As I read Jadaliyya’s introduction to reportage about the “Teaching the Middle East” conference held at George Mason University this May, I was particularly interested in the idea of shifting pedagogic and scholarly modes from “defensive” to “non-defensive.”
This resonated even more strongly as I read Laila Hourani’s introduction to the excellent 2010 collection Plays from the Arab World. At moments in her introduction, Hourani seemed to be shadow-boxing with an imaginary reader who found Arabs to be un-artistic, un-creative, violent, and boorish.
Hourani also touches briefly on the history of Arab theater, and has an insightful comment at the end about the plays’ obsession with “waiting.” But in and among these lines of thought, and while discussing the many artistic and technical merits of the plays (I dare you not to enjoy Laila Soliman’s “Egyptian Products”), Hourani attempts to convince us that Arab men aren’t violent beasts. And, in trying to refute the absurd “violent beast” stereotype, I’m afraid that she may be implanting it more deeply.
Yes, we writers should smack down egregious stupidities when we see them. But taking a “non-defensive” posture when writing about Arabic literature would free us up to create stronger and more interesting lines of thought. And yes, it’s important that even we non-academic commoners not get trapped in arguments with imaginary men and women from Ignorancetown, U.S.A.

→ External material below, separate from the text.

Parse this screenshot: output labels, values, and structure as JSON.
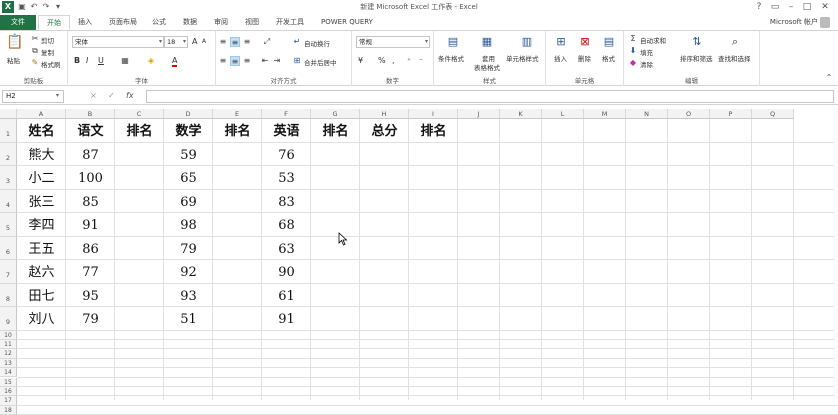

I believe I gleaned from American essayist and activist Jonathan Kozol that when we write, we create our audience. So, instead of shadow-boxing with the ignorant, we create smarter and more receptive readers by beginning from a non-defensive posture.